_Task item_:
Reproduce the whole of the records exactly, and make sure no picture is carried into the result.

Source material Start Marker

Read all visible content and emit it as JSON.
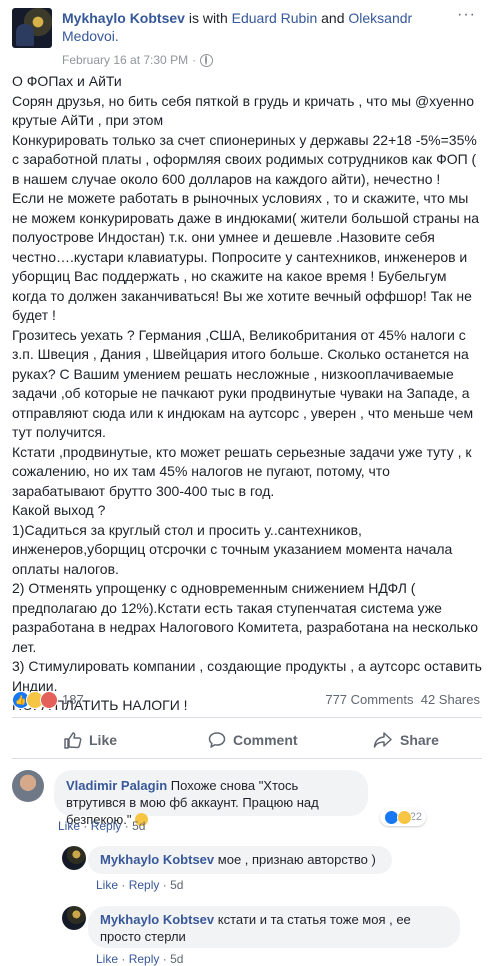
{
  "post": {
    "author": "Mykhaylo Kobtsev",
    "with_text": " is with ",
    "tagged_1": "Eduard Rubin",
    "and_text": " and ",
    "tagged_2": "Oleksandr Medovoi.",
    "timestamp": "February 16 at 7:30 PM",
    "separator": "·",
    "more": "···",
    "lines": [
      "О ФОПах и АйТи",
      "Сорян друзья, но бить себя пяткой в грудь и кричать , что мы @хуенно крутые АйТи , при этом",
      "Конкурировать только за счет спионериных у державы 22+18 -5%=35% с заработной платы , оформляя своих родимых сотрудников как ФОП ( в нашем случае около 600 долларов на каждого айти), нечестно !",
      "Если не можете работать в рыночных условиях , то и скажите, что мы не можем конкурировать даже в индюками( жители большой страны на полуострове Индостан) т.к. они умнее и дешевле .Назовите себя честно….кустари клавиатуры. Попросите у сантехников, инженеров и уборщиц Вас поддержать , но скажите на какое время ! Бубельгум когда то должен заканчиваться! Вы же хотите вечный оффшор! Так не будет !",
      "Грозитесь уехать ? Германия ,США, Великобритания от 45% налоги с з.п. Швеция , Дания , Швейцария итого больше. Сколько останется на руках? С Вашим умением решать несложные , низкооплачиваемые задачи ,об которые не пачкают руки продвинутые чуваки на Западе, а отправляют сюда или к индюкам на аутсорс , уверен , что меньше чем тут получится.",
      "Кстати ,продвинутые, кто может решать серьезные задачи уже туту , к сожалению, но их там 45% налогов не пугают, потому, что зарабатывают брутто 300-400 тыс в год.",
      "Какой выход ?",
      "1)Садиться за круглый стол и просить у..сантехников, инженеров,уборщиц отсрочки с точным указанием момента начала оплаты налогов.",
      "2) Отменять упрощенку с одновременным снижением НДФЛ ( предполагаю до 12%).Кстати есть такая ступенчатая система уже разработана в недрах Налогового Комитета, разработана на несколько лет.",
      "3) Стимулировать компании , создающие продукты , а аутсорс оставить Индии.",
      "ПОРА ПЛАТИТЬ НАЛОГИ !"
    ],
    "reaction_count": "187",
    "comments_count": "777 Comments",
    "shares_count": "42 Shares"
  },
  "actions": {
    "like": "Like",
    "comment": "Comment",
    "share": "Share"
  },
  "comments": [
    {
      "name": "Vladimir Palagin",
      "text": "Похоже снова \"Хтось втрутився в мою фб аккаунт. Працюю над безпекою.\"",
      "like": "Like",
      "reply": "Reply",
      "time": "5d",
      "reactions": "22"
    },
    {
      "name": "Mykhaylo Kobtsev",
      "text": "мое , признаю авторство )",
      "like": "Like",
      "reply": "Reply",
      "time": "5d"
    },
    {
      "name": "Mykhaylo Kobtsev",
      "text": "кстати и та статья тоже моя , ее просто стерли",
      "like": "Like",
      "reply": "Reply",
      "time": "5d"
    }
  ],
  "meta_dot": "·",
  "colors": {
    "link": "#365899",
    "meta": "#90949c",
    "bubble": "#f2f3f5",
    "like_blue": "#1877f2"
  }
}
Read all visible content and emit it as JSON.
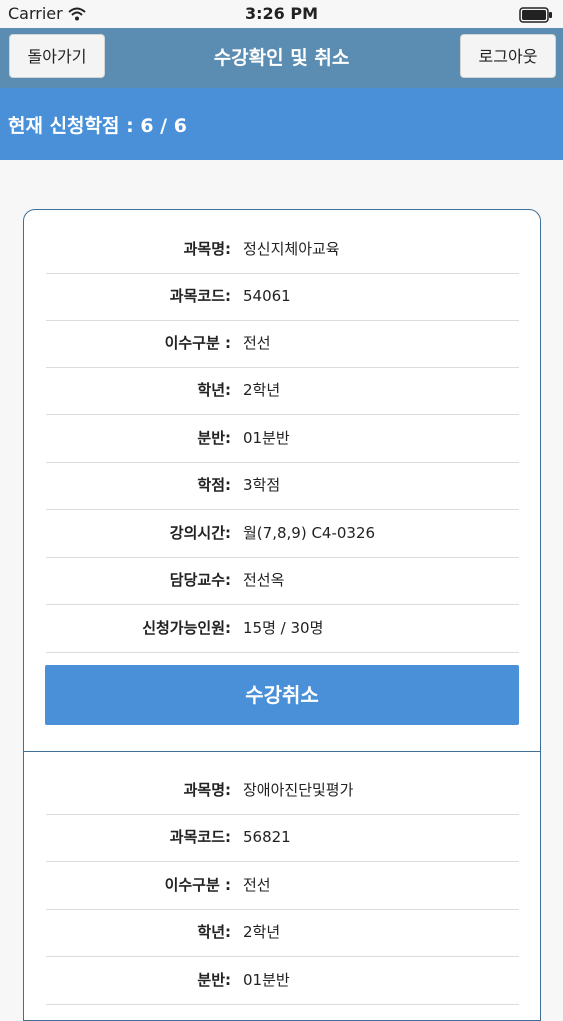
{
  "status_bar": {
    "carrier": "Carrier",
    "time": "3:26 PM"
  },
  "nav": {
    "back_label": "돌아가기",
    "title": "수강확인 및 취소",
    "logout_label": "로그아웃"
  },
  "banner": {
    "credit_text": "현재 신청학점 : 6 / 6"
  },
  "labels": {
    "subject": "과목명:",
    "code": "과목코드:",
    "category": "이수구분 :",
    "grade": "학년:",
    "section": "분반:",
    "credits": "학점:",
    "schedule": "강의시간:",
    "professor": "담당교수:",
    "capacity": "신청가능인원:"
  },
  "courses": [
    {
      "subject": "정신지체아교육",
      "code": "54061",
      "category": "전선",
      "grade": "2학년",
      "section": "01분반",
      "credits": "3학점",
      "schedule": "월(7,8,9) C4-0326",
      "professor": "전선옥",
      "capacity": "15명 / 30명",
      "cancel_label": "수강취소"
    },
    {
      "subject": "장애아진단및평가",
      "code": "56821",
      "category": "전선",
      "grade": "2학년",
      "section": "01분반"
    }
  ],
  "colors": {
    "nav": "#5a8db1",
    "banner": "#4a90d9",
    "button": "#4a90d9",
    "card_border": "#3e6f96"
  }
}
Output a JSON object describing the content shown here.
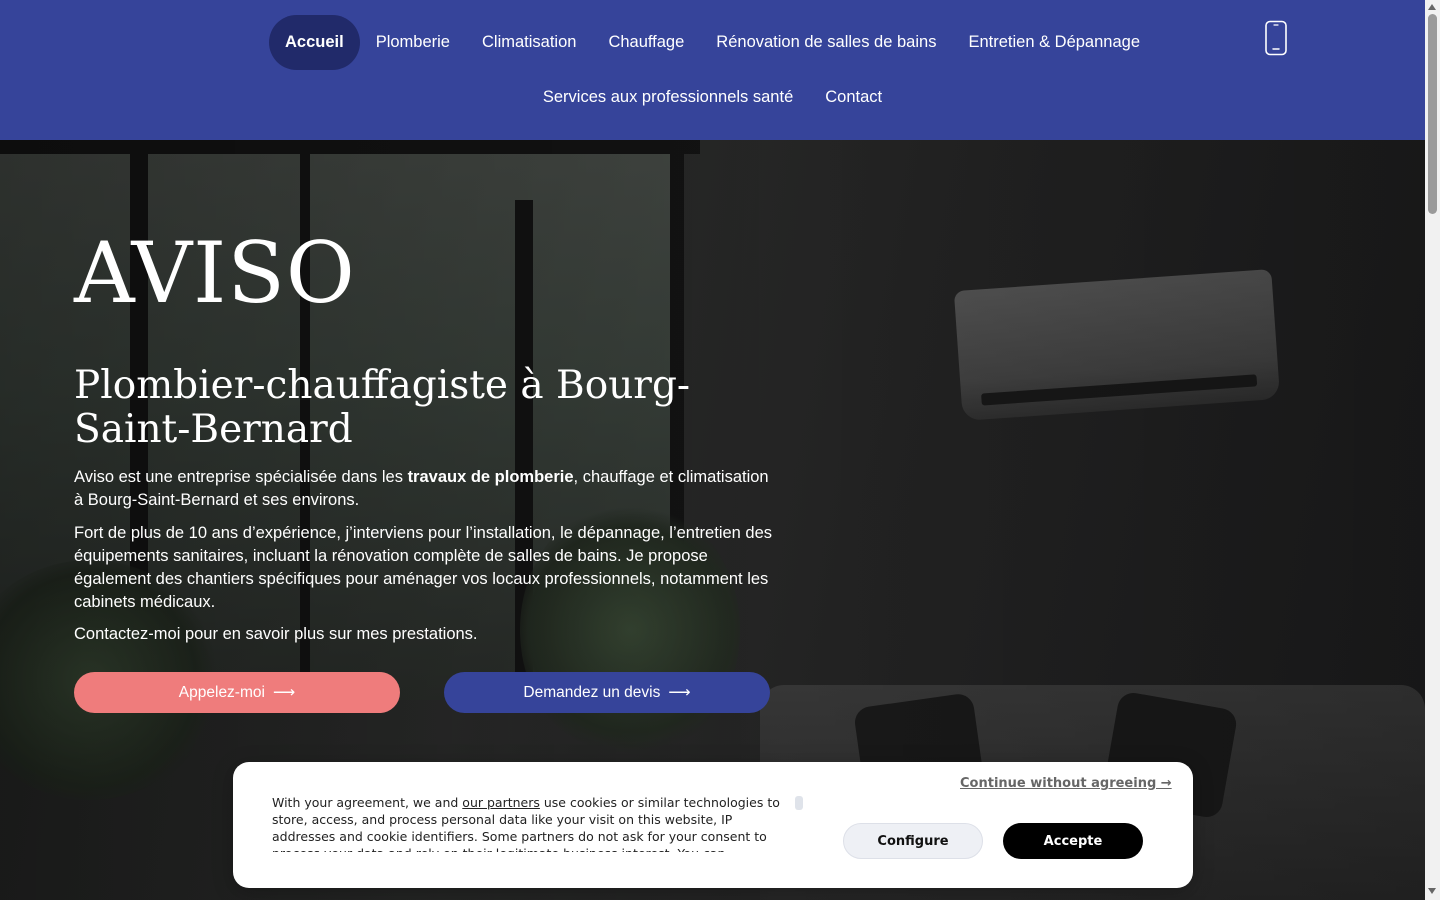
{
  "nav": {
    "row1": [
      "Accueil",
      "Plomberie",
      "Climatisation",
      "Chauffage",
      "Rénovation de salles de bains",
      "Entretien & Dépannage"
    ],
    "row2": [
      "Services aux professionnels santé",
      "Contact"
    ],
    "active": "Accueil",
    "phone_icon": "smartphone-icon"
  },
  "hero": {
    "title": "AVISO",
    "subtitle": "Plombier-chauffagiste à Bourg-Saint-Bernard",
    "p1_before": "Aviso est une entreprise spécialisée dans les ",
    "p1_bold": "travaux de plomberie",
    "p1_after": ", chauffage et climatisation à Bourg-Saint-Bernard et ses environs.",
    "p2": "Fort de plus de 10 ans d’expérience, j’interviens pour l’installation, le dépannage, l’entretien des équipements sanitaires, incluant la rénovation complète de salles de bains. Je propose également des chantiers spécifiques pour aménager vos locaux professionnels, notamment les cabinets médicaux.",
    "p3": "Contactez-moi pour en savoir plus sur mes prestations.",
    "btn_call": "Appelez-moi",
    "btn_quote": "Demandez un devis",
    "arrow": "⟶"
  },
  "cookie": {
    "text_before": "With your agreement, we and ",
    "partners_link": "our partners",
    "text_after": " use cookies or similar technologies to store, access, and process personal data like your visit on this website, IP addresses and cookie identifiers. Some partners do not ask for your consent to process your data and rely on their legitimate business interest. You can",
    "continue": "Continue without agreeing →",
    "configure": "Configure",
    "accept": "Accepte"
  },
  "colors": {
    "header": "#36449a",
    "active_nav": "#212a6a",
    "call_button": "#ef7c7c",
    "quote_button": "#36449a"
  }
}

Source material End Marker

_Worked solution_:
Read all visible content and emit it as JSON.
{
  "post": {
    "author": "Mykhaylo Kobtsev",
    "with_text": " is with ",
    "tagged_1": "Eduard Rubin",
    "and_text": " and ",
    "tagged_2": "Oleksandr Medovoi.",
    "timestamp": "February 16 at 7:30 PM",
    "separator": "·",
    "more": "···",
    "lines": [
      "О ФОПах и АйТи",
      "Сорян друзья, но бить себя пяткой в грудь и кричать , что мы @хуенно крутые АйТи , при этом",
      "Конкурировать только за счет спионериных у державы 22+18 -5%=35% с заработной платы , оформляя своих родимых сотрудников как ФОП ( в нашем случае около 600 долларов на каждого айти), нечестно !",
      "Если не можете работать в рыночных условиях , то и скажите, что мы не можем конкурировать даже в индюками( жители большой страны на полуострове Индостан) т.к. они умнее и дешевле .Назовите себя честно….кустари клавиатуры. Попросите у сантехников, инженеров и уборщиц Вас поддержать , но скажите на какое время ! Бубельгум когда то должен заканчиваться! Вы же хотите вечный оффшор! Так не будет !",
      "Грозитесь уехать ? Германия ,США, Великобритания от 45% налоги с з.п. Швеция , Дания , Швейцария итого больше. Сколько останется на руках? С Вашим умением решать несложные , низкооплачиваемые задачи ,об которые не пачкают руки продвинутые чуваки на Западе, а отправляют сюда или к индюкам на аутсорс , уверен , что меньше чем тут получится.",
      "Кстати ,продвинутые, кто может решать серьезные задачи уже туту , к сожалению, но их там 45% налогов не пугают, потому, что зарабатывают брутто 300-400 тыс в год.",
      "Какой выход ?",
      "1)Садиться за круглый стол и просить у..сантехников, инженеров,уборщиц отсрочки с точным указанием момента начала оплаты налогов.",
      "2) Отменять упрощенку с одновременным снижением НДФЛ ( предполагаю до 12%).Кстати есть такая ступенчатая система уже разработана в недрах Налогового Комитета, разработана на несколько лет.",
      "3) Стимулировать компании , создающие продукты , а аутсорс оставить Индии.",
      "ПОРА ПЛАТИТЬ НАЛОГИ !"
    ],
    "reaction_count": "187",
    "comments_count": "777 Comments",
    "shares_count": "42 Shares"
  },
  "actions": {
    "like": "Like",
    "comment": "Comment",
    "share": "Share"
  },
  "comments": [
    {
      "name": "Vladimir Palagin",
      "text": "Похоже снова \"Хтось втрутився в мою фб аккаунт. Працюю над безпекою.\"",
      "like": "Like",
      "reply": "Reply",
      "time": "5d",
      "reactions": "22"
    },
    {
      "name": "Mykhaylo Kobtsev",
      "text": "мое , признаю авторство )",
      "like": "Like",
      "reply": "Reply",
      "time": "5d"
    },
    {
      "name": "Mykhaylo Kobtsev",
      "text": "кстати и та статья тоже моя , ее просто стерли",
      "like": "Like",
      "reply": "Reply",
      "time": "5d"
    }
  ],
  "meta_dot": "·",
  "colors": {
    "link": "#365899",
    "meta": "#90949c",
    "bubble": "#f2f3f5",
    "like_blue": "#1877f2"
  }
}
Read all visible content and emit it as JSON.
{
  "status_bar": {
    "carrier": "Carrier",
    "time": "3:26 PM"
  },
  "nav": {
    "back_label": "돌아가기",
    "title": "수강확인 및 취소",
    "logout_label": "로그아웃"
  },
  "banner": {
    "credit_text": "현재 신청학점 : 6 / 6"
  },
  "labels": {
    "subject": "과목명:",
    "code": "과목코드:",
    "category": "이수구분 :",
    "grade": "학년:",
    "section": "분반:",
    "credits": "학점:",
    "schedule": "강의시간:",
    "professor": "담당교수:",
    "capacity": "신청가능인원:"
  },
  "courses": [
    {
      "subject": "정신지체아교육",
      "code": "54061",
      "category": "전선",
      "grade": "2학년",
      "section": "01분반",
      "credits": "3학점",
      "schedule": "월(7,8,9) C4-0326",
      "professor": "전선옥",
      "capacity": "15명 / 30명",
      "cancel_label": "수강취소"
    },
    {
      "subject": "장애아진단및평가",
      "code": "56821",
      "category": "전선",
      "grade": "2학년",
      "section": "01분반"
    }
  ],
  "colors": {
    "nav": "#5a8db1",
    "banner": "#4a90d9",
    "button": "#4a90d9",
    "card_border": "#3e6f96"
  }
}
Output a JSON object describing the content shown here.
{
  "nav": {
    "row1": [
      "Accueil",
      "Plomberie",
      "Climatisation",
      "Chauffage",
      "Rénovation de salles de bains",
      "Entretien & Dépannage"
    ],
    "row2": [
      "Services aux professionnels santé",
      "Contact"
    ],
    "active": "Accueil",
    "phone_icon": "smartphone-icon"
  },
  "hero": {
    "title": "AVISO",
    "subtitle": "Plombier-chauffagiste à Bourg-Saint-Bernard",
    "p1_before": "Aviso est une entreprise spécialisée dans les ",
    "p1_bold": "travaux de plomberie",
    "p1_after": ", chauffage et climatisation à Bourg-Saint-Bernard et ses environs.",
    "p2": "Fort de plus de 10 ans d’expérience, j’interviens pour l’installation, le dépannage, l’entretien des équipements sanitaires, incluant la rénovation complète de salles de bains. Je propose également des chantiers spécifiques pour aménager vos locaux professionnels, notamment les cabinets médicaux.",
    "p3": "Contactez-moi pour en savoir plus sur mes prestations.",
    "btn_call": "Appelez-moi",
    "btn_quote": "Demandez un devis",
    "arrow": "⟶"
  },
  "cookie": {
    "text_before": "With your agreement, we and ",
    "partners_link": "our partners",
    "text_after": " use cookies or similar technologies to store, access, and process personal data like your visit on this website, IP addresses and cookie identifiers. Some partners do not ask for your consent to process your data and rely on their legitimate business interest. You can",
    "continue": "Continue without agreeing →",
    "configure": "Configure",
    "accept": "Accepte"
  },
  "colors": {
    "header": "#36449a",
    "active_nav": "#212a6a",
    "call_button": "#ef7c7c",
    "quote_button": "#36449a"
  }
}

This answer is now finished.